    Elisabeth Cohen’s debut The Glitch tells the story of Silicon Valley CEO and mother of two Shelley Stone, a modern women who “has it all” and likes it that way. But when she meets a woman also named Shelley Stone, who has the same scar on her shoulder as she does, and claims to be a younger version of herself, Shelley #1 begins to wonder whether the stress of her high-pressure life is finally getting to her.

    Out May 22

  • The cover of the book The High Season

    The High Season

    A Novel
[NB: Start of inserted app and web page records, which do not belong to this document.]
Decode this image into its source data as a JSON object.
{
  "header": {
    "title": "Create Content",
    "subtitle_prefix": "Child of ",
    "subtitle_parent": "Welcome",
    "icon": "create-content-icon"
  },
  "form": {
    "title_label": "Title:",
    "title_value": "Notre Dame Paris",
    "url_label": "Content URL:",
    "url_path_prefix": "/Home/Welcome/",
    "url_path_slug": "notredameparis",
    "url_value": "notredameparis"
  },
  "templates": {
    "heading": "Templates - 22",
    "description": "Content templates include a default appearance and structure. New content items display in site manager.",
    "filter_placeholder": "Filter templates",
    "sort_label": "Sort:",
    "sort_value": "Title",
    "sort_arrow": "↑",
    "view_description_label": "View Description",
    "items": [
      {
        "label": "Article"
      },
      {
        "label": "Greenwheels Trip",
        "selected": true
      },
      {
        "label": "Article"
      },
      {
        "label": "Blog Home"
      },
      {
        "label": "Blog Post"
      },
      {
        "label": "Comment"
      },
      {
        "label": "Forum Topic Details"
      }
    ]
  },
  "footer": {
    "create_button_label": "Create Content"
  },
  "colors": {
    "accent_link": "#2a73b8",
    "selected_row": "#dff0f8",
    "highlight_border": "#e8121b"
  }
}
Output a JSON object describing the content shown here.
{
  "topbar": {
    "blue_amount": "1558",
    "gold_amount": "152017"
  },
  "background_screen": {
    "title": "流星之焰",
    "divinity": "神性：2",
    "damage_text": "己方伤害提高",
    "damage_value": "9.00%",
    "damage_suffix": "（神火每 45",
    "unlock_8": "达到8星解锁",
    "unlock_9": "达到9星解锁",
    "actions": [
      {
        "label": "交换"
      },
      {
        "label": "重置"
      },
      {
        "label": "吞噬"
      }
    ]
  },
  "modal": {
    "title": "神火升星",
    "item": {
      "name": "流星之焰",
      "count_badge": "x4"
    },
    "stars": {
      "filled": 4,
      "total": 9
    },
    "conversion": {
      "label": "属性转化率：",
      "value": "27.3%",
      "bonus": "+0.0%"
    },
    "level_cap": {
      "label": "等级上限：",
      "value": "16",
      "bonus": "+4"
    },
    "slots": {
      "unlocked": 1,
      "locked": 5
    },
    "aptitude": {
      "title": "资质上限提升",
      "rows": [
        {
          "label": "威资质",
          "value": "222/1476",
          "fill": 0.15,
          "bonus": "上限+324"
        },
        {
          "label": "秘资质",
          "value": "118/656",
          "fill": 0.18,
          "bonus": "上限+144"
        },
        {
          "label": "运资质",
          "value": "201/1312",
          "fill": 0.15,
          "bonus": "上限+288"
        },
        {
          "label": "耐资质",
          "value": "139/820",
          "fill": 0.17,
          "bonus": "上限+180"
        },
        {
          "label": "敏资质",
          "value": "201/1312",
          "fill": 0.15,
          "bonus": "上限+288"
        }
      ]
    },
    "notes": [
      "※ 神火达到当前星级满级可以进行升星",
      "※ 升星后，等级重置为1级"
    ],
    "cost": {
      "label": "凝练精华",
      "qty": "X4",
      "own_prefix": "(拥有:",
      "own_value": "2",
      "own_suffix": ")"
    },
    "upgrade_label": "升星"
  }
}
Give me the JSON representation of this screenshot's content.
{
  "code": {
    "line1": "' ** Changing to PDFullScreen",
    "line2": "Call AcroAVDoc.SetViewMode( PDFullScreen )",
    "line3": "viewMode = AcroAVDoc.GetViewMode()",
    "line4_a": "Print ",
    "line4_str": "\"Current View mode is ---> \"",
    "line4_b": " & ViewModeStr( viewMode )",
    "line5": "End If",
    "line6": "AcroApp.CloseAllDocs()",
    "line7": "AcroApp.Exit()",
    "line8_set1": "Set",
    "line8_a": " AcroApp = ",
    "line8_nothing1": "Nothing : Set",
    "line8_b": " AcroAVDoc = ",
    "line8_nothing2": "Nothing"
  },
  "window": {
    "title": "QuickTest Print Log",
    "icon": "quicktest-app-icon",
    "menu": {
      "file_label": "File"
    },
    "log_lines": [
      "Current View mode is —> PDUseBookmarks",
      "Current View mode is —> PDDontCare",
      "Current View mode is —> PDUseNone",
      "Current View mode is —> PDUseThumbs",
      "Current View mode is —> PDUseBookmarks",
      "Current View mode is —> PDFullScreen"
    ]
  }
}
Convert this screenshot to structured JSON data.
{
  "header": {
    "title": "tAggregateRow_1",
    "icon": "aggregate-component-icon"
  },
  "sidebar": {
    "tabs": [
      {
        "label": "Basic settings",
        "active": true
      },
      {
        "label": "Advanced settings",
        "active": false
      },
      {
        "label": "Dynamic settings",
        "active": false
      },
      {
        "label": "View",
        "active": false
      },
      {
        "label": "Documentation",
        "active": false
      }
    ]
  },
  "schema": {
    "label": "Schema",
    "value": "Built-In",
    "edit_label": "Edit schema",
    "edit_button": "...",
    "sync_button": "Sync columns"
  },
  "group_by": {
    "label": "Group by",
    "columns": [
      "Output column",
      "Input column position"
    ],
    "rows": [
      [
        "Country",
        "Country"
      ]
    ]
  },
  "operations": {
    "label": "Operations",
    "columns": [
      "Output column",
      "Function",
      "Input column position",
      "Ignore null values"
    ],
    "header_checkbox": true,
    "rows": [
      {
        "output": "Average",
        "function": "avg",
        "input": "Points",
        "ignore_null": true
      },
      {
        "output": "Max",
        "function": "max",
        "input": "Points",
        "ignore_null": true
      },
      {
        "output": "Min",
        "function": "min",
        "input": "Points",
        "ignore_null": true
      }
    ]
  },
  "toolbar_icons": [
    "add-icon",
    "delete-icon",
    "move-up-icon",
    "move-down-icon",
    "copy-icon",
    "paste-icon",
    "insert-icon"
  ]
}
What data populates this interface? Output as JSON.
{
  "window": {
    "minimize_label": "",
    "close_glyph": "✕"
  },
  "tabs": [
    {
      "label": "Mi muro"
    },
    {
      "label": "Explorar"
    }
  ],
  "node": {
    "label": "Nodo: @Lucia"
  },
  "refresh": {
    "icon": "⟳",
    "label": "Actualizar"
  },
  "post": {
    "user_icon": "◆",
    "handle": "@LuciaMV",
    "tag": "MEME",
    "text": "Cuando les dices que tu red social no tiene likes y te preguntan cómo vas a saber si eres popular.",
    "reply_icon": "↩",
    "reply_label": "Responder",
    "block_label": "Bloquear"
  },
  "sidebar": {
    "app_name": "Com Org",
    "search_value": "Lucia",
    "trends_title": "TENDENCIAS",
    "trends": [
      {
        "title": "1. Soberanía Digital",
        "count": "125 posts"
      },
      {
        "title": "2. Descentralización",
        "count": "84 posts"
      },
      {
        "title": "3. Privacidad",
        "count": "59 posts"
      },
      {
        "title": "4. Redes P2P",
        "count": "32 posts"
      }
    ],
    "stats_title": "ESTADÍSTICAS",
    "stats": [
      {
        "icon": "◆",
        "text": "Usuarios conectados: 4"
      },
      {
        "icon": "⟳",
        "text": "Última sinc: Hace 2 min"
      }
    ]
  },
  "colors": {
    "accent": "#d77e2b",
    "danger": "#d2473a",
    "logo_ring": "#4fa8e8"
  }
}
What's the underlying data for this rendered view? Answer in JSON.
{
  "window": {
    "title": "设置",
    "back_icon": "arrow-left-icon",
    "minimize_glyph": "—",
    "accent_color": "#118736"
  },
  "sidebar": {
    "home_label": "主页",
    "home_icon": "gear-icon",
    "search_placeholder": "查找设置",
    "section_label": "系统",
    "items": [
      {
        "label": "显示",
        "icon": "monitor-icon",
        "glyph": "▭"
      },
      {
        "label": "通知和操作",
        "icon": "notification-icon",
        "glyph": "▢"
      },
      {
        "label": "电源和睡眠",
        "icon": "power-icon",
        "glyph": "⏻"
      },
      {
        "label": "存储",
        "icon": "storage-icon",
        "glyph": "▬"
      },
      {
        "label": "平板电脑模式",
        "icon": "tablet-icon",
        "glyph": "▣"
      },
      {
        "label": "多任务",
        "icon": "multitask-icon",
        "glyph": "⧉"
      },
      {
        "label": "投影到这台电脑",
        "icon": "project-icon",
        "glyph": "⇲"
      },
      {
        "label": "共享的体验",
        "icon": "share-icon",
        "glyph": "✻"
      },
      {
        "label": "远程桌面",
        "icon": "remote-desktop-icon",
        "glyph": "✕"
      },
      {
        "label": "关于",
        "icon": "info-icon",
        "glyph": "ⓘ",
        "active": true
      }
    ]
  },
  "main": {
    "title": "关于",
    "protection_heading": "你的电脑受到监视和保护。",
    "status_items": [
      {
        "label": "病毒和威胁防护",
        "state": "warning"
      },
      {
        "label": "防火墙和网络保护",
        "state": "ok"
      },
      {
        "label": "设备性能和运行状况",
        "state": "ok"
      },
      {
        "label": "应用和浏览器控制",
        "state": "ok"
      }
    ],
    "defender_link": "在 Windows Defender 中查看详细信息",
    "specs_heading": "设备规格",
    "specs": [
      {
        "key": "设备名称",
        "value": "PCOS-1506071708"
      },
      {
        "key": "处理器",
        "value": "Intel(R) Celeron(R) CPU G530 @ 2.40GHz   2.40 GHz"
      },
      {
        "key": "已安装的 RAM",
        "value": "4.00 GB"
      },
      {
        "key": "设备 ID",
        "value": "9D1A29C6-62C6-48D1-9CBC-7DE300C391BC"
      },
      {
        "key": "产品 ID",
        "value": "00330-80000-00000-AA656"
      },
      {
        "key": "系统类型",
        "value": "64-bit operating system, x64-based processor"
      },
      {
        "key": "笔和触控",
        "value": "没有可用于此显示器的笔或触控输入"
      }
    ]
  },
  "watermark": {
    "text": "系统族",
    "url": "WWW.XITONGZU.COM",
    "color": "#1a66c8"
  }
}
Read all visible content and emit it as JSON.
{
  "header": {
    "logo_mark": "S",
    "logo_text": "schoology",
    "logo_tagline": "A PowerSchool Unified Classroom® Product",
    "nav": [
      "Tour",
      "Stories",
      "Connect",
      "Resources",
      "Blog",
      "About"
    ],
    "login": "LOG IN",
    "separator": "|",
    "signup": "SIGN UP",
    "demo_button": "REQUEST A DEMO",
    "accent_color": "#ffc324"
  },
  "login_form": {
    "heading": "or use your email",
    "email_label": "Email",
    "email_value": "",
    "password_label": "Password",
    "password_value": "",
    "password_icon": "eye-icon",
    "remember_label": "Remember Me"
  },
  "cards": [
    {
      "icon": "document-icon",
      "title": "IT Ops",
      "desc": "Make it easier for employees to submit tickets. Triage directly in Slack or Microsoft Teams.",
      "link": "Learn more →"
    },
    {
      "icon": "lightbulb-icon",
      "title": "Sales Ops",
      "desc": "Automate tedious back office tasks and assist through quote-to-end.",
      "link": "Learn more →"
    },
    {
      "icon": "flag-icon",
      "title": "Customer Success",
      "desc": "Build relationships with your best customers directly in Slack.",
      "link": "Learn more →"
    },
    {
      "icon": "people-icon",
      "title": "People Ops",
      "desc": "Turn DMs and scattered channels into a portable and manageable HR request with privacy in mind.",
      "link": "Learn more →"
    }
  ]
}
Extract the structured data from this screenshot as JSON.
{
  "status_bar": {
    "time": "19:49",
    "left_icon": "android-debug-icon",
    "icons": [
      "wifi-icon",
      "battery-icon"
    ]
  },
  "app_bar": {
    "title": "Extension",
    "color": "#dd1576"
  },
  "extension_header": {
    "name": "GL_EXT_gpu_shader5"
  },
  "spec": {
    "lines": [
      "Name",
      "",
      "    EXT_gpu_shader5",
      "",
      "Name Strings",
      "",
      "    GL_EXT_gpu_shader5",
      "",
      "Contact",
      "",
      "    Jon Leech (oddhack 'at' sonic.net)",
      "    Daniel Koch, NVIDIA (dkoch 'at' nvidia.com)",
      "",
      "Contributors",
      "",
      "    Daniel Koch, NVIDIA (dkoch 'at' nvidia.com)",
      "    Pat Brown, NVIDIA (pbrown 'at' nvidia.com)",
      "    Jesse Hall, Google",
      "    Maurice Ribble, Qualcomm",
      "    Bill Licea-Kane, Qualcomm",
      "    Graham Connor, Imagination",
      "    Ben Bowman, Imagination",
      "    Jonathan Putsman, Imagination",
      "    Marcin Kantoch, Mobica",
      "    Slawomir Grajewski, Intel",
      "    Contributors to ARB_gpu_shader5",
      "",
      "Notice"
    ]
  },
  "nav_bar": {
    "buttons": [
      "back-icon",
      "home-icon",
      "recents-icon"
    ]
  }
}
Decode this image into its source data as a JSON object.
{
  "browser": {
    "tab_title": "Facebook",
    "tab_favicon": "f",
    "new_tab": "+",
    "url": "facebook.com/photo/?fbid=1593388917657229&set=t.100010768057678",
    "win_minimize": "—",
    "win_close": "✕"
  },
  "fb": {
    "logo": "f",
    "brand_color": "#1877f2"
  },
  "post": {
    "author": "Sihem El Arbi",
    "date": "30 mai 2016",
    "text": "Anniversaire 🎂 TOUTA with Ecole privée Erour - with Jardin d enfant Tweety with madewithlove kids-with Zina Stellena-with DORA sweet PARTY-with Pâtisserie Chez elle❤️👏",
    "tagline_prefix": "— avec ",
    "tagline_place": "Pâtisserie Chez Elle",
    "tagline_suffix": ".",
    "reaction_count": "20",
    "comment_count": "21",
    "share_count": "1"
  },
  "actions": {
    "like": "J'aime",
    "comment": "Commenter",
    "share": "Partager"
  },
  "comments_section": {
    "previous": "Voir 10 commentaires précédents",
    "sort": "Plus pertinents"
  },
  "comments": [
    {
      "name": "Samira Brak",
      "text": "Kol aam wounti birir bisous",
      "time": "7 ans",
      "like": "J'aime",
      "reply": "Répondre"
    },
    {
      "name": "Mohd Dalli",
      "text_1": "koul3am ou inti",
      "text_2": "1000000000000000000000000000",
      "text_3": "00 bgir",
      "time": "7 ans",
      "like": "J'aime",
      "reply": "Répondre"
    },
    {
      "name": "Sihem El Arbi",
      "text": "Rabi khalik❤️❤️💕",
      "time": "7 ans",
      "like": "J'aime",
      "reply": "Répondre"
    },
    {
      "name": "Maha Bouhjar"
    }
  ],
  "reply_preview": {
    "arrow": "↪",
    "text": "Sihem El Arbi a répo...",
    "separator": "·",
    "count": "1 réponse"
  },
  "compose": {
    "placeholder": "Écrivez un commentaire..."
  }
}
    To be able to afford her lovingly renovated home in a Long Island village two ferry rides away from the Hamptons, Ruthie Beamish has to rent it out during the summer months (referred to by her daughter as the “summer bummer.” This summer’s renter is the elegant and widowed Adeline Clay and her stepson. It soon becomes clear that Adeline is easing her way into more of Ruthie’s life than her home, and it’s unclear whether she’s being malicious or is simply being herself. Either way, this summer will change everything for Ruthie.

    Out May 22

  • The cover of the book The House Swap

    The House Swap

    A Novel

    Caroline and Francis jump at the chance to temporarily swap their city apartment for a house in an idyllic London suburb. They think it’ll be just the thing their marriage needs, but the old adage proves true — your problems follow you wherever you go. As issues that have permeated their marriage for years bubble to the surface, they discover that a neighbor may be taking a little too much interest in them. And at the same time, Caroline begins to notice clues popping up around the house that indicate that its owner must know her. What have she and Francis gotten themselves into?

    Out May 22

  • The cover of the book Calypso


    This collection of personal essays from David Sedaris shows the author fully embracing his darker, more meditative side. When he buys a beach house on the Carolina coast, he sees it as a chance to enjoy summers with his friends and family, but instead is faced with his own mortality. He explores the painful fact that you can’t take a vacation from yourself, and the terror of having more life behind than ahead of you, in the essays that comprise Calypso.